(The Baha'i World 1944-1946)
March 29, 2016
The table above represents a historical overview of the percentage of women serving as members of the Continental Boards of Counsellors for the period from 26 November 1980—when the number of Boards was fixed at five—until now , including the most recent appointments that took effect on 26 November 2010. Percentages have been calculated on the basis of the appointments made at the beginning of each five-year term; mid-term appointments have not been considered.
(Included with a letter dated 23 January 2013 written on behalf of the Universal House of Justice)
March 26, 2016
An old-time wooden sailing vessel like this was used by the Báb to sail for Mecca in October of 1844. With Him were the Letter of the Living Quddus and an Ethiopian attendant with a large basket of sweet lemons to make up for the absence of fresh water. The voyage took about two months. They sailed 3,000 miles around Arabia to the Red Sea and to Jaddih, the port of Mecca.(source: 'Land of Resplendent Glory', by the International Baha'i Audio-Visual Centre, 1971)
March 24, 2016
March 21, 2016
March 19, 2016

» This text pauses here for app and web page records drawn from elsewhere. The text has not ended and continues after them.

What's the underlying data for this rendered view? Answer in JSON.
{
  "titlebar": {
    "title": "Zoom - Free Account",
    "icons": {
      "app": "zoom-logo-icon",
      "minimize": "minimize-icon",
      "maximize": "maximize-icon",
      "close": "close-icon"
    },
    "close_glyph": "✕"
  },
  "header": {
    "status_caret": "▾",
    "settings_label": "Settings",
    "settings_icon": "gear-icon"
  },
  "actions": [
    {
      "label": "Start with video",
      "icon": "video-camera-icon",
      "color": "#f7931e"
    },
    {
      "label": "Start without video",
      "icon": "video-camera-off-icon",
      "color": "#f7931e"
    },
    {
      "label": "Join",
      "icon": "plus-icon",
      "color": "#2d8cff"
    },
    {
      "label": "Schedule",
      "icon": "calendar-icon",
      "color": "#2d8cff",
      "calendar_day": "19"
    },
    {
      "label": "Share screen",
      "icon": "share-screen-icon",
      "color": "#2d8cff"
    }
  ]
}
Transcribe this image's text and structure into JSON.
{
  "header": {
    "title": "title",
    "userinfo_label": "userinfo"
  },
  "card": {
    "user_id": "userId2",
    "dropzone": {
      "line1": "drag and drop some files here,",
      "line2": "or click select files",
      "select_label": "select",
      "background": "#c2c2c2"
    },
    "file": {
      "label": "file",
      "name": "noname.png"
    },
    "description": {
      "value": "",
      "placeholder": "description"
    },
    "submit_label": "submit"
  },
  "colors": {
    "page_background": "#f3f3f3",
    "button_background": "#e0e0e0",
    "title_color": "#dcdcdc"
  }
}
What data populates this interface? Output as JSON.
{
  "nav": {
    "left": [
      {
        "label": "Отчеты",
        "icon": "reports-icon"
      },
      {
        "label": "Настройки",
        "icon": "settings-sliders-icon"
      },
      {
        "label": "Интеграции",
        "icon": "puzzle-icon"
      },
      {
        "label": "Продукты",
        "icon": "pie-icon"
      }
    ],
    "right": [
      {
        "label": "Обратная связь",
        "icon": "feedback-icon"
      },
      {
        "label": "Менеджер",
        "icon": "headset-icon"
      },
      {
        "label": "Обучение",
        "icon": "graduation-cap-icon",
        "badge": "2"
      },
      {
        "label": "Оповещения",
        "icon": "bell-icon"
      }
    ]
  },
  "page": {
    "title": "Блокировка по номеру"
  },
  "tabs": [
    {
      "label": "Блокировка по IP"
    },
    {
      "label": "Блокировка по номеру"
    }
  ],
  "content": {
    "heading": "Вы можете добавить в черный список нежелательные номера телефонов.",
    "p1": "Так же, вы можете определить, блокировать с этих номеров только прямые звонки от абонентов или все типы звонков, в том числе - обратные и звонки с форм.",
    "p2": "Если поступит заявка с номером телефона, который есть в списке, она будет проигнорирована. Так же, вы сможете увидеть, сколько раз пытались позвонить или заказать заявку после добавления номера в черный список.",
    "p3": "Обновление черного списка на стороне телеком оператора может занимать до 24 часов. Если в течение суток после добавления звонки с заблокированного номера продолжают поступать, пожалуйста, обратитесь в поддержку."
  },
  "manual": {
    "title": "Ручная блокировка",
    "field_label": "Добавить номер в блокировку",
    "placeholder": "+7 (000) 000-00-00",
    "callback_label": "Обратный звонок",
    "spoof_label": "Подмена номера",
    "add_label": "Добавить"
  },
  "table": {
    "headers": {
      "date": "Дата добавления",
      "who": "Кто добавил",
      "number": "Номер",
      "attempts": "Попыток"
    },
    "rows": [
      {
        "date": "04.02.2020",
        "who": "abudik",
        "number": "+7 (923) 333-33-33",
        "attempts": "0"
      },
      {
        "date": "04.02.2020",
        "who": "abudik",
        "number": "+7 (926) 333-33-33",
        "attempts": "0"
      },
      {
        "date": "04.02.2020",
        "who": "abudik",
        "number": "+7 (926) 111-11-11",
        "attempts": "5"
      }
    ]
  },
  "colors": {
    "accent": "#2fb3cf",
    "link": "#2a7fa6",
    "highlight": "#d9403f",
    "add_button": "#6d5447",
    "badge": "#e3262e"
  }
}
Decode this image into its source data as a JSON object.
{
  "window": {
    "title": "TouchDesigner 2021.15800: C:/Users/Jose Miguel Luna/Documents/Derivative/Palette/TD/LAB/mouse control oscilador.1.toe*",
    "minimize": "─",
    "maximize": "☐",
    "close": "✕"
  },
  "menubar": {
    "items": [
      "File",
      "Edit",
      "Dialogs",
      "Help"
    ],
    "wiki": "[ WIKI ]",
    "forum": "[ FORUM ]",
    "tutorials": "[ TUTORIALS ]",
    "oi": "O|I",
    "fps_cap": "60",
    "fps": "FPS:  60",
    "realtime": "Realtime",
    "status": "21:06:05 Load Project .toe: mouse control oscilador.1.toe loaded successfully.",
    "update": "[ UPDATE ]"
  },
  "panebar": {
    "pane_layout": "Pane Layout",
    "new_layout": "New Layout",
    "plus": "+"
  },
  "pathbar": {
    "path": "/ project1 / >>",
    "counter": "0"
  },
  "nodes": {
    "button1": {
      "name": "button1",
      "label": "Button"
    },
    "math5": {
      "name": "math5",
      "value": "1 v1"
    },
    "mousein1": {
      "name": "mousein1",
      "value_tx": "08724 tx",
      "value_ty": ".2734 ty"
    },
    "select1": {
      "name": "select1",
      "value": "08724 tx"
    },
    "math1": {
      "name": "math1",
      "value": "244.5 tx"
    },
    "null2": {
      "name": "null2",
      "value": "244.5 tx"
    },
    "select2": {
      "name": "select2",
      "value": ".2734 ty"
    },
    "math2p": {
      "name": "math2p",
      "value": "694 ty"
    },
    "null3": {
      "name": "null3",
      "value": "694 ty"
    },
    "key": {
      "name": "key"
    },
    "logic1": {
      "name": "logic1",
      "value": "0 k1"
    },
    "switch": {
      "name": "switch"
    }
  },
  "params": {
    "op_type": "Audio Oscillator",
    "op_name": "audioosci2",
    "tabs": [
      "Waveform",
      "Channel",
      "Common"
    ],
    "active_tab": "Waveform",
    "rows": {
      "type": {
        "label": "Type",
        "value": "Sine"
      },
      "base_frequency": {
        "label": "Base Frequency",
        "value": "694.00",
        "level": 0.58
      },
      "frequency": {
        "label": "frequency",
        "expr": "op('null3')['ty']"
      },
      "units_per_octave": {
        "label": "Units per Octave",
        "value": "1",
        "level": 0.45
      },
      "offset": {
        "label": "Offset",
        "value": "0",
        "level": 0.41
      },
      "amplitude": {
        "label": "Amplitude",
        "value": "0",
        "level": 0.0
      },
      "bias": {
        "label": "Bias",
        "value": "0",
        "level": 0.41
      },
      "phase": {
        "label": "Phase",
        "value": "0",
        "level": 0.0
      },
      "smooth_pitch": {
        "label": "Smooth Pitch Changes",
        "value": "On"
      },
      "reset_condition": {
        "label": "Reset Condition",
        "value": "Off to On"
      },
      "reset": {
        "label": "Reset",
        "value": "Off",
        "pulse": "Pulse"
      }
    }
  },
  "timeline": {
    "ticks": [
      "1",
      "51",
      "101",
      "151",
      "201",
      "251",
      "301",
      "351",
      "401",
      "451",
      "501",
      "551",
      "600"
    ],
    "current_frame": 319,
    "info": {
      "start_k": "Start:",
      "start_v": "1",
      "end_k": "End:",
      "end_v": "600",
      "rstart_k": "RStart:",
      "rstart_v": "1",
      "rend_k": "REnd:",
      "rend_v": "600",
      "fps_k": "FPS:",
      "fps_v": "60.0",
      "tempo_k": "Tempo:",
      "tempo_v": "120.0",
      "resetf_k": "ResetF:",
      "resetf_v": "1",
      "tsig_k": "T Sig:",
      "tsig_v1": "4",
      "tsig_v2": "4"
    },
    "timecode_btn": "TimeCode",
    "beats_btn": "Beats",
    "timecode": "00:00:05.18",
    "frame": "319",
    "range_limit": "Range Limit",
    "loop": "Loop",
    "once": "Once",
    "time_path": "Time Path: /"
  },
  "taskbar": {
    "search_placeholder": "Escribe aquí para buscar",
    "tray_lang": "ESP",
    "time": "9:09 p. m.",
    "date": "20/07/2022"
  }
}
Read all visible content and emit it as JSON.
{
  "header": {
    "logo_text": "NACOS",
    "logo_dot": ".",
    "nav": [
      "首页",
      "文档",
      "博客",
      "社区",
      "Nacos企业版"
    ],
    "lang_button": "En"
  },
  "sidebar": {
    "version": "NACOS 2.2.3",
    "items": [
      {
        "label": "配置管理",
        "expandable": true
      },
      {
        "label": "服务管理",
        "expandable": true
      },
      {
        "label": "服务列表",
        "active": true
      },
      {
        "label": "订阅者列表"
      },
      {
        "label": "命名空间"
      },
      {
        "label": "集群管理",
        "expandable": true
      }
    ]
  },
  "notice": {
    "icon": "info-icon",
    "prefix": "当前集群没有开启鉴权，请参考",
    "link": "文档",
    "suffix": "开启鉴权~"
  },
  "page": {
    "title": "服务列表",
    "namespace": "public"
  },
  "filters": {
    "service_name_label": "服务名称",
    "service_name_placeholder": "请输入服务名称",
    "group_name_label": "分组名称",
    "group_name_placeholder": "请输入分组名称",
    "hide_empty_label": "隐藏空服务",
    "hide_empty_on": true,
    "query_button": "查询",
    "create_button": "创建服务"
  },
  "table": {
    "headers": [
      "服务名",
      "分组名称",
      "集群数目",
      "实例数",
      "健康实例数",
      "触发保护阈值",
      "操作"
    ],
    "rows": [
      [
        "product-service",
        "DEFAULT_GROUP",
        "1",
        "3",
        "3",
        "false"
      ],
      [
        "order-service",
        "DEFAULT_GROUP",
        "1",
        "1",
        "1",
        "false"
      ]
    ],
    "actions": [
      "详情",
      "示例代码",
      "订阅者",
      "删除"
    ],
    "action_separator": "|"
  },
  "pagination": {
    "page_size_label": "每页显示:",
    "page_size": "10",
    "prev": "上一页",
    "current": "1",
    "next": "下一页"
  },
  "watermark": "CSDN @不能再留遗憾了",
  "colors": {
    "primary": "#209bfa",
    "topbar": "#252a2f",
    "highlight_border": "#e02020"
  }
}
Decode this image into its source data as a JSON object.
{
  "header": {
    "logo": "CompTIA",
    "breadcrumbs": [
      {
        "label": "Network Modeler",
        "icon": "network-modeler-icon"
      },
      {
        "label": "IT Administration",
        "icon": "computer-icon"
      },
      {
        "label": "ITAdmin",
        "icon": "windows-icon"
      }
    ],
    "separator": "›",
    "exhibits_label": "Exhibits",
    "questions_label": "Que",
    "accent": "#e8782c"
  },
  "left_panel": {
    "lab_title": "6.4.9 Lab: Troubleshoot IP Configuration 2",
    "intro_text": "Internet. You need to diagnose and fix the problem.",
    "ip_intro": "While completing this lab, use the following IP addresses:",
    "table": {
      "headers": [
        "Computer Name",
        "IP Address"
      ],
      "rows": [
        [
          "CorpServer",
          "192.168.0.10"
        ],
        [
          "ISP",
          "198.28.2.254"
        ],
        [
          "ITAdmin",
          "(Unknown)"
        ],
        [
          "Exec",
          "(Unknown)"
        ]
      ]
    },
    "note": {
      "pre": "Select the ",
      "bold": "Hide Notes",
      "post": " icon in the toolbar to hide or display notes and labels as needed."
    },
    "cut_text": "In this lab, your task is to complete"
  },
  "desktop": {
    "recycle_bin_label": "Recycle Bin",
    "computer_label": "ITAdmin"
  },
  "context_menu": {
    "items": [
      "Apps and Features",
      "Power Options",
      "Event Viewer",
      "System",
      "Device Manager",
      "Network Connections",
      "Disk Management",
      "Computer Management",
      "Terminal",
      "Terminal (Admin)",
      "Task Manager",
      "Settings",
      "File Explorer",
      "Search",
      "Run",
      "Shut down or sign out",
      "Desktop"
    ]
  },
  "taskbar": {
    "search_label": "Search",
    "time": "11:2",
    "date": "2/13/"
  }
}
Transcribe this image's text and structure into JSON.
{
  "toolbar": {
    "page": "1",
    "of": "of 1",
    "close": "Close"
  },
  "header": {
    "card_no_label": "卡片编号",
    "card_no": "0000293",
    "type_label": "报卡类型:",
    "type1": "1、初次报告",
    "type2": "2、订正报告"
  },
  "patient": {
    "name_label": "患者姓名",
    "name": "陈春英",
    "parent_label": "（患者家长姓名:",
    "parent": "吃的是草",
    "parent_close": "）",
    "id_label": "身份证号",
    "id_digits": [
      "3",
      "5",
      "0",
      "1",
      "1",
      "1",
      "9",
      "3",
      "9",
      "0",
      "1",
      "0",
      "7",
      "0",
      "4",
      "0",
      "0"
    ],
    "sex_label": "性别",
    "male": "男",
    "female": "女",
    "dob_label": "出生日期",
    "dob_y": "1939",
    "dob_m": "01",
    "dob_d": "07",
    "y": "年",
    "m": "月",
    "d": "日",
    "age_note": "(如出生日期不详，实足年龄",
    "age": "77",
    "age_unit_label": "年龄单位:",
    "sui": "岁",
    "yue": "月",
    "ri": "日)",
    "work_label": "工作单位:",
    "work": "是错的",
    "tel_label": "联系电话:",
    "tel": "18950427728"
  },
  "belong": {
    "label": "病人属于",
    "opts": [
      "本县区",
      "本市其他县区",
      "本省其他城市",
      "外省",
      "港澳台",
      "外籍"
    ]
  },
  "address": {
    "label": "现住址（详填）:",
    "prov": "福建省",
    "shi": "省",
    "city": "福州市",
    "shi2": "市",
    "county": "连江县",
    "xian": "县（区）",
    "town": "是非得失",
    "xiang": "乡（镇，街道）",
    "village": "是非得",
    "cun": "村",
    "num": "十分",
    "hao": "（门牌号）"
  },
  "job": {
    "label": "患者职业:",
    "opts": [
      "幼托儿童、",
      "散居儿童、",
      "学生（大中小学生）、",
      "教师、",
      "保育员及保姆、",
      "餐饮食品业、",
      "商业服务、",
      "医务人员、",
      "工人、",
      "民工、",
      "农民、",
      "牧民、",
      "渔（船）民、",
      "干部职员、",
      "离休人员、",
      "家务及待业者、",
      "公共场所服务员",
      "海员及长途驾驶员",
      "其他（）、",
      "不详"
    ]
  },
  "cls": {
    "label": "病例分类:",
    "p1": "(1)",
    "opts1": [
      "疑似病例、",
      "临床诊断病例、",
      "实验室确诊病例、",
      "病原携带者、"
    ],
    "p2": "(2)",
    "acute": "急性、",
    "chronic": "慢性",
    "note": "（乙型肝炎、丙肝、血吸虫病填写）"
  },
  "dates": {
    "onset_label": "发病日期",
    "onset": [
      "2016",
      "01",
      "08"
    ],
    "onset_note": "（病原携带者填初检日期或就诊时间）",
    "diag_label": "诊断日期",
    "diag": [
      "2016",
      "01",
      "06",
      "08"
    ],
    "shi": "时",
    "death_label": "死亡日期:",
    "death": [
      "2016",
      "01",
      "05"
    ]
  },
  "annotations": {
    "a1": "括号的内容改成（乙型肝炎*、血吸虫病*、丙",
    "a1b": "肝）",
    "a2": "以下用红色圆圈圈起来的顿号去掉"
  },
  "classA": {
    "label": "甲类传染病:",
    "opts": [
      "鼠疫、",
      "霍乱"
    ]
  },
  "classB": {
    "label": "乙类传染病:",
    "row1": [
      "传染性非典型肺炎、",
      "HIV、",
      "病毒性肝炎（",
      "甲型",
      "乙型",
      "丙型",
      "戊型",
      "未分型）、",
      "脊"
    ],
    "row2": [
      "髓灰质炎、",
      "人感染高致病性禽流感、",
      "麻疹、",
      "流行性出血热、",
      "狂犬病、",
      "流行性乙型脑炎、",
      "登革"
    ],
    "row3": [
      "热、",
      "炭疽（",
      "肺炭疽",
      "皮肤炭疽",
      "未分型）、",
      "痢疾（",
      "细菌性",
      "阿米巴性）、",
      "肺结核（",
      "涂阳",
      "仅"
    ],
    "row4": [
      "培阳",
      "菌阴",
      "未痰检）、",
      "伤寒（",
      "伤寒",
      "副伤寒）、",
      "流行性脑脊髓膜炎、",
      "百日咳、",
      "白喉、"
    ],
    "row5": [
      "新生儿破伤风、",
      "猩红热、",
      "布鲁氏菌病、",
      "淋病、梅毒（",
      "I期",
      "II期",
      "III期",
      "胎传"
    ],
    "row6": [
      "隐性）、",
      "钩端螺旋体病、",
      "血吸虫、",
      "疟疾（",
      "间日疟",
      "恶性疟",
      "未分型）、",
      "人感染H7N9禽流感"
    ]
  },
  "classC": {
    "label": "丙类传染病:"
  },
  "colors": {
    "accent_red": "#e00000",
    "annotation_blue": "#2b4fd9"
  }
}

The The Ílkhání Mosque in Shiraz, Persia where many of the Letters of the Living were housed during their forty-day-long search for the Promised One. (‘Pilgrimage to the House of the Báb’, 1977)
March 15, 2016
March 10, 2016
The world's first Mashriqu'l-Adhkar was built in Ashgabat, Turkmenistan, bordering northern Iran.
A women's meeting shows the interior design of the Ashgabat Temple. The women and girls would take turns reading or chanting prayers.
The front arch of the Ashgabat House of Worship
March 7, 2016
Some 200 community members attended an event marking the groundbreaking.
Community members participate in the groundbreaking at the spot marking the center of the central edifice.
People from surrounding neighborhoods make their way to the event commemorating the groundbreaking.
Members of the community work together to build a fence around the Temple land.
Some two hundred community members from the region of Battambang in Cambodia gathered to celebrate the momentous occasion, beginning with prayers at dawn. The event coincided with the commemoration of the Twin Holy Birthdays—the Birth of the Bab and the Birth of Baha'u'llah.
Though yet unbuilt, the House of Worship is becoming part of the fabric of community life, and developments related to its construction are viewed as a collective endeavor, galvanizing the surrounding population. It is, as described by the Universal House of Justice, connecting "two essential, inseparable aspects of Baha'i life: worship and service".
The groundbreaking commemorated yesterday marks a milestone—the first of its kind—among the seven locations announced by the Universal House of Justice in 2012 to raise a Baha'i House of Worship in the coming years.
(Baha’i World News Service)
March 3, 2016
1893 Chicago: World's Parliament of Religions - a letter describing Baha'u'llah and the Baha'i Faith was read
Chicago's World Columbian Exposition in 1893 celebrated the 400th anniversary of the discovery of the New World by Christopher Columbus. The World's Parliament of Religions was one of many conferences planned to coincide with the fair and was the world's first ecumenical meeting. It met for 17 days in the Hall of Columbus at the Art Institute of Chicago. Clergy from many Christian denominations took part, as well as representatives of other faiths, which included the following: Muslim, Hindus, Buddhists, Zoroastrians, Confucians, and Jains… There was no member of the Baha'i Faith present. A Christian missionary in Syria sent a letter describing Baha'u'llah and the Baha'i Faith that was read at a conference session. The Parliament caused a great interest in comparative religions amongst Chicagoans. When a Syrian Baha'i named Ibrahim Kheiralla came to Chicago in 1894 hoping to make his fortune, he initiated classes on spiritual healing, which included some Baha'i prayers and principles. Students in those classes became the early Baha'is of Chicago.
(‘Images of America – Baha’i Temple’, by Candace Moore Hill)